_Task description_
Copy out the entire listing, keeping each line exactly as it is.

_Available records_
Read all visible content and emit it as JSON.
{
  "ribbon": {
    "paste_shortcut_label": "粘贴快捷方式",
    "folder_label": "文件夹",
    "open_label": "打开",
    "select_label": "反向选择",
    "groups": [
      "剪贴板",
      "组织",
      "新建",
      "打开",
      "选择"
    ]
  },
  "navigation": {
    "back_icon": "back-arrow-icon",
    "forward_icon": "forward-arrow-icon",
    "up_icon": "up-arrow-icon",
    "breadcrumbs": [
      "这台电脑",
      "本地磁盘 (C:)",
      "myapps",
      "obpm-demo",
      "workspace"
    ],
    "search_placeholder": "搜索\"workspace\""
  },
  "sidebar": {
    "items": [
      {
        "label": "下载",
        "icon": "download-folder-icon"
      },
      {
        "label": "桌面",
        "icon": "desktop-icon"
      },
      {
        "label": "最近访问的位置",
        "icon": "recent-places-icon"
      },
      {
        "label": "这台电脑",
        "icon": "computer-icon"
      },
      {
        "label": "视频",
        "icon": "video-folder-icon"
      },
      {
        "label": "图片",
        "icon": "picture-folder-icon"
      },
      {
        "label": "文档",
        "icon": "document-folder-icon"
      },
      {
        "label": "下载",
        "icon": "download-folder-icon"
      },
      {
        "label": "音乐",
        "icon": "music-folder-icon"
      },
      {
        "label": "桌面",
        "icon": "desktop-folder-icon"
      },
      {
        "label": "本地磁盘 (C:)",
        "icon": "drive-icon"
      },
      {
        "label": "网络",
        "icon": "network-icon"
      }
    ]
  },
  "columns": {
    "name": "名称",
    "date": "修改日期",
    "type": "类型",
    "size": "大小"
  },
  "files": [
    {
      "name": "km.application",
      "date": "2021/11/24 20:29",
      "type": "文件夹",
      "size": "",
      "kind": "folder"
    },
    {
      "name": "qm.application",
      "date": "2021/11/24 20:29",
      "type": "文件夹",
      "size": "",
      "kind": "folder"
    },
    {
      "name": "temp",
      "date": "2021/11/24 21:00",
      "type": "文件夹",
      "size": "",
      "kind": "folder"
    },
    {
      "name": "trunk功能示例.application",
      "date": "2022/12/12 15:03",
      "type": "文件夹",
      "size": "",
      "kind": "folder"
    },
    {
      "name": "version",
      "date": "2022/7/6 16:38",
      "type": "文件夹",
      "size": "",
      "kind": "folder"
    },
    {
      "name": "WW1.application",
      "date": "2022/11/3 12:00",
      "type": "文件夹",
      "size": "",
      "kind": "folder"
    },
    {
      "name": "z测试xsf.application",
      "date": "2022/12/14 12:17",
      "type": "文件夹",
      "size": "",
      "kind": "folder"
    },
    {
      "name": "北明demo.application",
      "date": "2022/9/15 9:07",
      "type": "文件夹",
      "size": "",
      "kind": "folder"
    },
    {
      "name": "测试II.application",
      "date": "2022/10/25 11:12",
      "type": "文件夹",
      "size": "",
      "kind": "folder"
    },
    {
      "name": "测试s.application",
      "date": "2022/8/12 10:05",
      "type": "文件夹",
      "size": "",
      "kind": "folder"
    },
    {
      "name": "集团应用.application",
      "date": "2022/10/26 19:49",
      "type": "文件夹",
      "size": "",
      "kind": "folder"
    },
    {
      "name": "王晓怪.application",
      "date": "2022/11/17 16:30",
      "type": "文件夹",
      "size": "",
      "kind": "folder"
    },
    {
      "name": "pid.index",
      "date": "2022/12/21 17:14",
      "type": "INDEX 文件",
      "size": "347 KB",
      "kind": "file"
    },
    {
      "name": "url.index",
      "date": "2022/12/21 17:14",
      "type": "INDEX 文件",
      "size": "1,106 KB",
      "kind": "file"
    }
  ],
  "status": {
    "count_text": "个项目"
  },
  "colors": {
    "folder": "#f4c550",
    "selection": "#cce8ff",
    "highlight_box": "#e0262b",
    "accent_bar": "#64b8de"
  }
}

_Written answer_
Read all visible content and emit it as JSON.
{
  "ribbon": {
    "paste_shortcut_label": "粘贴快捷方式",
    "folder_label": "文件夹",
    "open_label": "打开",
    "select_label": "反向选择",
    "groups": [
      "剪贴板",
      "组织",
      "新建",
      "打开",
      "选择"
    ]
  },
  "navigation": {
    "back_icon": "back-arrow-icon",
    "forward_icon": "forward-arrow-icon",
    "up_icon": "up-arrow-icon",
    "breadcrumbs": [
      "这台电脑",
      "本地磁盘 (C:)",
      "myapps",
      "obpm-demo",
      "workspace"
    ],
    "search_placeholder": "搜索\"workspace\""
  },
  "sidebar": {
    "items": [
      {
        "label": "下载",
        "icon": "download-folder-icon"
      },
      {
        "label": "桌面",
        "icon": "desktop-icon"
      },
      {
        "label": "最近访问的位置",
        "icon": "recent-places-icon"
      },
      {
        "label": "这台电脑",
        "icon": "computer-icon"
      },
      {
        "label": "视频",
        "icon": "video-folder-icon"
      },
      {
        "label": "图片",
        "icon": "picture-folder-icon"
      },
      {
        "label": "文档",
        "icon": "document-folder-icon"
      },
      {
        "label": "下载",
        "icon": "download-folder-icon"
      },
      {
        "label": "音乐",
        "icon": "music-folder-icon"
      },
      {
        "label": "桌面",
        "icon": "desktop-folder-icon"
      },
      {
        "label": "本地磁盘 (C:)",
        "icon": "drive-icon"
      },
      {
        "label": "网络",
        "icon": "network-icon"
      }
    ]
  },
  "columns": {
    "name": "名称",
    "date": "修改日期",
    "type": "类型",
    "size": "大小"
  },
  "files": [
    {
      "name": "km.application",
      "date": "2021/11/24 20:29",
      "type": "文件夹",
      "size": "",
      "kind": "folder"
    },
    {
      "name": "qm.application",
      "date": "2021/11/24 20:29",
      "type": "文件夹",
      "size": "",
      "kind": "folder"
    },
    {
      "name": "temp",
      "date": "2021/11/24 21:00",
      "type": "文件夹",
      "size": "",
      "kind": "folder"
    },
    {
      "name": "trunk功能示例.application",
      "date": "2022/12/12 15:03",
      "type": "文件夹",
      "size": "",
      "kind": "folder"
    },
    {
      "name": "version",
      "date": "2022/7/6 16:38",
      "type": "文件夹",
      "size": "",
      "kind": "folder"
    },
    {
      "name": "WW1.application",
      "date": "2022/11/3 12:00",
      "type": "文件夹",
      "size": "",
      "kind": "folder"
    },
    {
      "name": "z测试xsf.application",
      "date": "2022/12/14 12:17",
      "type": "文件夹",
      "size": "",
      "kind": "folder"
    },
    {
      "name": "北明demo.application",
      "date": "2022/9/15 9:07",
      "type": "文件夹",
      "size": "",
      "kind": "folder"
    },
    {
      "name": "测试II.application",
      "date": "2022/10/25 11:12",
      "type": "文件夹",
      "size": "",
      "kind": "folder"
    },
    {
      "name": "测试s.application",
      "date": "2022/8/12 10:05",
      "type": "文件夹",
      "size": "",
      "kind": "folder"
    },
    {
      "name": "集团应用.application",
      "date": "2022/10/26 19:49",
      "type": "文件夹",
      "size": "",
      "kind": "folder"
    },
    {
      "name": "王晓怪.application",
      "date": "2022/11/17 16:30",
      "type": "文件夹",
      "size": "",
      "kind": "folder"
    },
    {
      "name": "pid.index",
      "date": "2022/12/21 17:14",
      "type": "INDEX 文件",
      "size": "347 KB",
      "kind": "file"
    },
    {
      "name": "url.index",
      "date": "2022/12/21 17:14",
      "type": "INDEX 文件",
      "size": "1,106 KB",
      "kind": "file"
    }
  ],
  "status": {
    "count_text": "个项目"
  },
  "colors": {
    "folder": "#f4c550",
    "selection": "#cce8ff",
    "highlight_box": "#e0262b",
    "accent_bar": "#64b8de"
  }
}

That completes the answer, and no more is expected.